Murielle Vanhove is a French artist whose parents owned a Parisien Bar. Murielle spent a good portion of her childhood watching people walk past the bar; during the rush hours, she observed unknown people jostling and passing each other and the frenetic rhythm fascinated her. During her studies at Penninghen, she experienced a complete education in painting, drawing and photography which led her to working with publicity agencies. She later became a teacher before switching to painting full time in the suburbs of Paris. Murielle has a number of interests including walking with her dog, skiing, taking photos and spending time with her family. Recently, she discussed her experiences working as an artist:
Meagan Meehan (MM) of Entertainment Vine: How and when did you decide to become an artist?
Murielle Vanhove (MV): I did not decide to be an artist on one specific day. It was the public and art gallery owners who made me realize that I am an artist. I followed art studies, I have always loved creating… It was a good start.
MM: Growing up, which artists/types of art interested you?
MV: Concerning the masters: I admire Manet and Sorolla for their light treatment, Bonnard, Matisse for their colours and Lucian Freud for his reality. As you can imagine I am aware of figurative painting especially human figurative painting. Amongst the contemporary artists, Alex Kanevsky’s paintings fascinate me and all the painters who gravitate around those who the artist F. Scott Hess names “Discombobulation” in painting. I admire the force in the paintings of Fabienne Verdier, Yan Pei Ming and so many others.
MM: How would you describe your work and what inspires it?
MV: My work is a testimony of our active lives: the street, individual people and the crowd. Snapshots of our time, details of clothing and marks of our society. People enter the frames as entering onto a stage but are completely anonymous. Their faces are not shown and yet they seem familiar to us. I like to capture an instant moment in time but also the previous and following moment. On my canvas, I strongly fix the grace of a movement, the elegance of a body. Colour is a game. Light appears on the canvas to assume all its place. My motto is “work in progress”.
MM: How did you go about getting into galleries and/or public showcases?
MV: It is always a coincidence. I have never approached anybody but I show my work in exhibitions, artistic events and through social networks. The hasard does the rest. One day a gallery contacts me… and things happen.
MM: Do you have a favorite piece? If so, which one and why?
MV: Perhaps one of my first works. I always forgive its clumsiness but because of it I began to believe in my painting. A figure in a raincoat on a red background. Very often when a canvas comes back to the studio after an exhibition I modify it, or start again. It does not satisfy me anymore. My critical look, my exigence changes very quickly. However, the man in the raincoat remains the same.
MM: When and how did you develop your specific style?
MV: My subject has always been the same: characters. At the beginning, they were always static then slowly they have started to move, walk, crossing paths, and running. Perhaps my perception of a citadin life.

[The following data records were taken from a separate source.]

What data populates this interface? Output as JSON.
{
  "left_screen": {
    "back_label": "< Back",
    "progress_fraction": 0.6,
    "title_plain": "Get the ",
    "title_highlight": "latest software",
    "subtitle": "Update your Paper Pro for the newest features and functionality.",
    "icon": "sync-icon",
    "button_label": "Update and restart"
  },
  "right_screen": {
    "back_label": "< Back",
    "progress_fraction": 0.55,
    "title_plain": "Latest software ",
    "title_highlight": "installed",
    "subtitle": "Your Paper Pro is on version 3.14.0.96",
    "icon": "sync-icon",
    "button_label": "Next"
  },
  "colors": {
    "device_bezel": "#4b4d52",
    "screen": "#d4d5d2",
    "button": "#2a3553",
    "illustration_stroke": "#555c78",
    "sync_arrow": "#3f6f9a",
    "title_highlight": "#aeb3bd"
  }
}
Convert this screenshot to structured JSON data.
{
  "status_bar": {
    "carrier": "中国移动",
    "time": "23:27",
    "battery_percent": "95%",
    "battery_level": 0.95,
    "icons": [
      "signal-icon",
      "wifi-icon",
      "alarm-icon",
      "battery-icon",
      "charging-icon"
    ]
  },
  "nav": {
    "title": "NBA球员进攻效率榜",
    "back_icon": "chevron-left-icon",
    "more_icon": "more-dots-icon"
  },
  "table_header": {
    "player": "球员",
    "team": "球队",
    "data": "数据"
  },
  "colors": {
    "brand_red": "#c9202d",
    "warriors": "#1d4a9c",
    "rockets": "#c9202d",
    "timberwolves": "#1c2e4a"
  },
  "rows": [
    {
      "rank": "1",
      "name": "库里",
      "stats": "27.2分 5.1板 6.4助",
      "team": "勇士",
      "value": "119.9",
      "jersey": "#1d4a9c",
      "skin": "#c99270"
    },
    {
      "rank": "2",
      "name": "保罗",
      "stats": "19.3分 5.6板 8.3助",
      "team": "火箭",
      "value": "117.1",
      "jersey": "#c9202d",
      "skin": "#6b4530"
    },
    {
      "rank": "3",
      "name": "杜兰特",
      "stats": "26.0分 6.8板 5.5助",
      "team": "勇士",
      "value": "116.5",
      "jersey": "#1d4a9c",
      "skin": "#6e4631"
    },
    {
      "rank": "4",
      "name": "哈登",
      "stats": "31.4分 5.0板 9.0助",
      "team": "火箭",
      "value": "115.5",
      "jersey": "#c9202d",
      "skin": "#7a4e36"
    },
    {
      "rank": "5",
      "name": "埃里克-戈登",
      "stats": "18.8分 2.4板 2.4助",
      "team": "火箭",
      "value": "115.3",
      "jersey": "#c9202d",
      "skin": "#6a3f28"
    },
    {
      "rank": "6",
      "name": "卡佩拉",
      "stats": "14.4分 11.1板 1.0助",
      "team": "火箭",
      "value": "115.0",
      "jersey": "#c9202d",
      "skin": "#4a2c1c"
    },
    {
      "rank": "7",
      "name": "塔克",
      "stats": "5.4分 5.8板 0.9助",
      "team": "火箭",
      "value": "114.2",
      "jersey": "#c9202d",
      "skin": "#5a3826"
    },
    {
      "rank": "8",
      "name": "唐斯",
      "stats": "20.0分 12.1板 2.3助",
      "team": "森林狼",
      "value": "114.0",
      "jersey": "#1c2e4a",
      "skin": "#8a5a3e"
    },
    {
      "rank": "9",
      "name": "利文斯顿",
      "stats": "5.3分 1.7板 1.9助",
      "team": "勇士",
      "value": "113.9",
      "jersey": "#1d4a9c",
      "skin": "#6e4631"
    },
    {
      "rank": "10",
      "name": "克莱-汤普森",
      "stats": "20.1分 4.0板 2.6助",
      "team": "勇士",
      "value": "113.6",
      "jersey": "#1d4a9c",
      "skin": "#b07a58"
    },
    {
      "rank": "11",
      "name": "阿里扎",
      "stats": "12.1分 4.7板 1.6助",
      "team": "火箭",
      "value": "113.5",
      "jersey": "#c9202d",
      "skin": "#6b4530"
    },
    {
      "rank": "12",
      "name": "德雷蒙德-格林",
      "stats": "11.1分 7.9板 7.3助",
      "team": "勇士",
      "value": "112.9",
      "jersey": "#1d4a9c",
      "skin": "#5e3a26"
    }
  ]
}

After a while I understood they were only a pretext of what really fascinates me, painting movement.
MM: To date, what has been the most rewarding experience involving your artwork and/or being an artist?
MV: Last Spring, during “After Puls’art” a French contemporary art event we were five artists, each painting outside in front of the general public for two days a square canvas of 1.5m
I loved painting like this, despite the limited time, the adrenaline was so stimulating. I need at some moments in time to take a risk with my paintings. Then create without a smartphone at my side, no e-mails, free…This does not happen often! I was focused on the gest of painting.?This creation “Julia” is very important to me.
MM: What advice would you give to someone who is aspiring to become an artist?
MV: Paint all the time, work hard every day. Do not touch everything at the same time, dissociate the touch, the subject, the colors harmony, the story. Be aware of other artists, try to understand their paintings and to better understand their own work. Lastly seek, seek, and seek again.
MM: Are there any upcoming projects and/or events that you would like to mention?
MV: Yes, I’ll be taking part at the end of November in Scope Miami on the Galerie Virginie Barrou Planquart stand. After that, I do not know where my art gallery owner will show my work but my website will keep you informed.